- The records:

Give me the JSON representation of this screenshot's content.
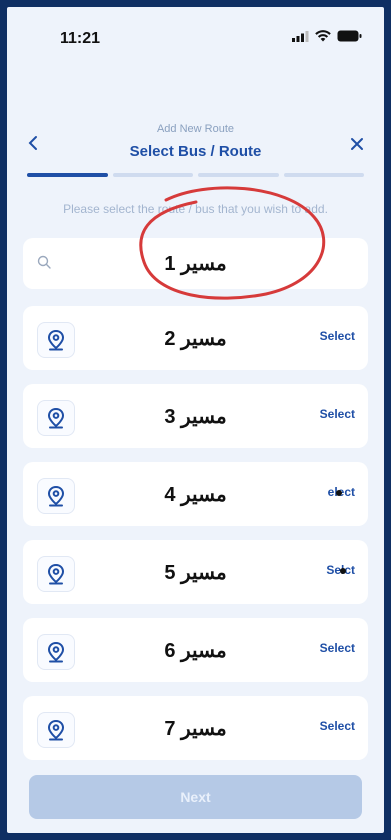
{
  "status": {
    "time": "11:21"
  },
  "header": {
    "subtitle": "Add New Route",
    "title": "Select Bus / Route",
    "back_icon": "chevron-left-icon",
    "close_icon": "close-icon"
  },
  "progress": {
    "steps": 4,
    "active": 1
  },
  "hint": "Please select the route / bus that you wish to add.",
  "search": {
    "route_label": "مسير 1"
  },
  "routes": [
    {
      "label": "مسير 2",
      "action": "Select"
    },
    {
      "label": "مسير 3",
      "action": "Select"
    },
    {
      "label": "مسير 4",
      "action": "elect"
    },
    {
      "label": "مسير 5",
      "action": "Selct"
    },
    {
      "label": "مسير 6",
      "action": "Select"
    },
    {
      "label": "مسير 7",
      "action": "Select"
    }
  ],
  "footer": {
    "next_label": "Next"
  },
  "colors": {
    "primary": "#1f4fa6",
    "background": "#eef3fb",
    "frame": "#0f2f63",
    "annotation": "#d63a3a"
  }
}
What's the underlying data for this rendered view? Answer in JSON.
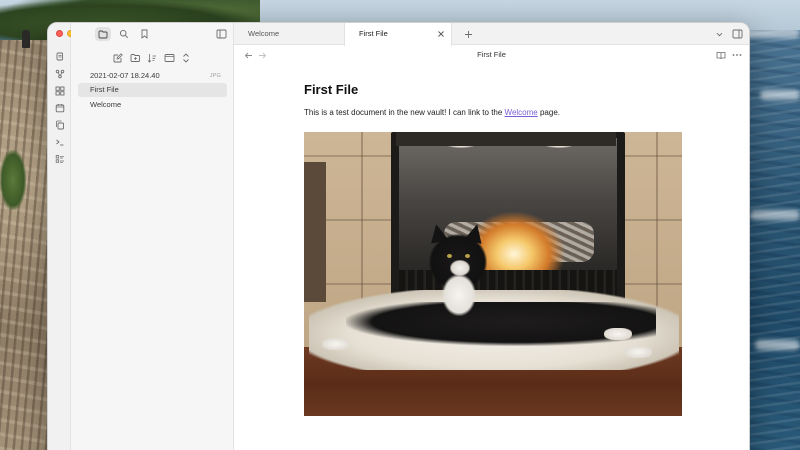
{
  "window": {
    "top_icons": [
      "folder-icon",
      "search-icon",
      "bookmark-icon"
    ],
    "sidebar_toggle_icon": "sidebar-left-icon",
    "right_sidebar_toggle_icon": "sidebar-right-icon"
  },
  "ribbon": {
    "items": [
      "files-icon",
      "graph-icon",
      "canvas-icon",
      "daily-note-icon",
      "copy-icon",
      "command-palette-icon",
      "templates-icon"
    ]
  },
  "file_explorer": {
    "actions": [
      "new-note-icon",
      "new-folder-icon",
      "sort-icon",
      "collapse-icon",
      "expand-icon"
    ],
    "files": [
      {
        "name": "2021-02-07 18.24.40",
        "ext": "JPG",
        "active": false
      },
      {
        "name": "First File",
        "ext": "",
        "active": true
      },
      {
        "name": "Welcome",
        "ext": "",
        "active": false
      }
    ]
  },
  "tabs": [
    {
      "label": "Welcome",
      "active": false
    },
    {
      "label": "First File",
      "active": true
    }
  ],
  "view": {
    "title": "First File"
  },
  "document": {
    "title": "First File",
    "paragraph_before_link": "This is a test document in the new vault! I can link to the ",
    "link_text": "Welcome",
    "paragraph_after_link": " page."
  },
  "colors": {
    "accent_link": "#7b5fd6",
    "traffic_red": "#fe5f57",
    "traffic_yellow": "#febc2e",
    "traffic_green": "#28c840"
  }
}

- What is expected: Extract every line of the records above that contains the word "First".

- Written solution:
        "name": "First File",
      "label": "First File",
    "title": "First File"
    "title": "First File",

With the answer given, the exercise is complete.